(The data begins)
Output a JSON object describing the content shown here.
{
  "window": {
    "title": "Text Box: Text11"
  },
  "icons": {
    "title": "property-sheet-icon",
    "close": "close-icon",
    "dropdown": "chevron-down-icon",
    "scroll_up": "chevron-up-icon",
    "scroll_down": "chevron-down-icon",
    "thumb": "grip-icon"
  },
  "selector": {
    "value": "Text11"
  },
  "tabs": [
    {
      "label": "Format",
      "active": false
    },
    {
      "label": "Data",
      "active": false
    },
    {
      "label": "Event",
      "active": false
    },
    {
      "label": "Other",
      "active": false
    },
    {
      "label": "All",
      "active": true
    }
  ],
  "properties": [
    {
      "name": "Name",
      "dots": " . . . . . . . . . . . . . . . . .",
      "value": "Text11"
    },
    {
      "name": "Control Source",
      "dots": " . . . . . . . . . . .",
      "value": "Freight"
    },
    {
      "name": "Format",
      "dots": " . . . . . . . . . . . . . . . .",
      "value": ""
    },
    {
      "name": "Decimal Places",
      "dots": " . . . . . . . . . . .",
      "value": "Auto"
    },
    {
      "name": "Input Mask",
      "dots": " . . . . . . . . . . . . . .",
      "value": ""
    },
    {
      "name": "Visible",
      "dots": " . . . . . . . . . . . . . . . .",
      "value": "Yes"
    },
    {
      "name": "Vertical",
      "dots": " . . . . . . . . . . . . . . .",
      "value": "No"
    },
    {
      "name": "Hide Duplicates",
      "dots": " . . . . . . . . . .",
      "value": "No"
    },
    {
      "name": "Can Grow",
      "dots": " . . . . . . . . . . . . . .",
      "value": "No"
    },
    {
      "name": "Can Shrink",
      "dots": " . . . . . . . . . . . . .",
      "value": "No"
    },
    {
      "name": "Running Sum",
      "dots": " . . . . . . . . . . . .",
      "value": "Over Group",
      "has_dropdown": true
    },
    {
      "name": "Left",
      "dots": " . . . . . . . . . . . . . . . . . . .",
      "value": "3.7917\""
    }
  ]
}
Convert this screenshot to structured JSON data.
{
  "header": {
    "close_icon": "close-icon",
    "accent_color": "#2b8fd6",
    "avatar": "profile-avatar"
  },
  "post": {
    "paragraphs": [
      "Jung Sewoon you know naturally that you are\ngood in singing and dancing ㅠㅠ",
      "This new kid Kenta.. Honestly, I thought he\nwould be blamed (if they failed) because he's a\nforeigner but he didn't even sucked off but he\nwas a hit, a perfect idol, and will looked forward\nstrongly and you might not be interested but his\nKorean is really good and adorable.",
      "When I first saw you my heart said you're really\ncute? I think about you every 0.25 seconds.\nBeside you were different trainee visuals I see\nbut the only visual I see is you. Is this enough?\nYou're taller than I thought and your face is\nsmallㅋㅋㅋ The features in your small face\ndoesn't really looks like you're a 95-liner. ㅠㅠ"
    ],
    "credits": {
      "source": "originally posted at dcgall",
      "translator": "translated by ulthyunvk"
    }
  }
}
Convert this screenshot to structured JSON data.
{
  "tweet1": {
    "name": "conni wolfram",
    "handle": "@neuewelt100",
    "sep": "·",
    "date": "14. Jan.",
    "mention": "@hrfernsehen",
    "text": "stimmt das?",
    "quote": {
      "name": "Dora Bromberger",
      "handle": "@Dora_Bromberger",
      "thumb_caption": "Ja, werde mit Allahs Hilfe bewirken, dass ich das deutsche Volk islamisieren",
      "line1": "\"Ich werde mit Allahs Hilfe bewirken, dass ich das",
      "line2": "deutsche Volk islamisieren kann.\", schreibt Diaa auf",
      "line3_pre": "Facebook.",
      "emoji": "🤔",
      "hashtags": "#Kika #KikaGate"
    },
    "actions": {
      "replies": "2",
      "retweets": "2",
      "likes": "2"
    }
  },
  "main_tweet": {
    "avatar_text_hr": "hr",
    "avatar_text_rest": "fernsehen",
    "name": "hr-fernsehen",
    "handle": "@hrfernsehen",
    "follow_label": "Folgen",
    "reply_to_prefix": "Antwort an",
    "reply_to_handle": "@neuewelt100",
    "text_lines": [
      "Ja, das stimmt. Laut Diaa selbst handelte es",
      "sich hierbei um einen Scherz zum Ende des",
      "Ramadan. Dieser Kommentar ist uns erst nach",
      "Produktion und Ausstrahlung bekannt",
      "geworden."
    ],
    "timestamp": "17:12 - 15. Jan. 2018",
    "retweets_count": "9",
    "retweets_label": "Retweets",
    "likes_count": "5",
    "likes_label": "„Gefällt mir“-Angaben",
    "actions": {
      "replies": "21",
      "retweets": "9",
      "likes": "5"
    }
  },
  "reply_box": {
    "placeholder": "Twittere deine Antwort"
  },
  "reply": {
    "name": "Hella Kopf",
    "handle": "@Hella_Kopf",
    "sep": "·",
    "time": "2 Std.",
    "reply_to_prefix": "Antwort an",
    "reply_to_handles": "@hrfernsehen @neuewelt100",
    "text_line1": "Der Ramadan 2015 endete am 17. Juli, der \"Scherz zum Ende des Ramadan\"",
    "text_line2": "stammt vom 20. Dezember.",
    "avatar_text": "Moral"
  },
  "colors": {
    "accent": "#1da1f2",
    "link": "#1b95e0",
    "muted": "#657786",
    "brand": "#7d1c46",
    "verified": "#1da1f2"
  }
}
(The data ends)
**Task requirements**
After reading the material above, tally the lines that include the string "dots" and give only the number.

**Task answer**
12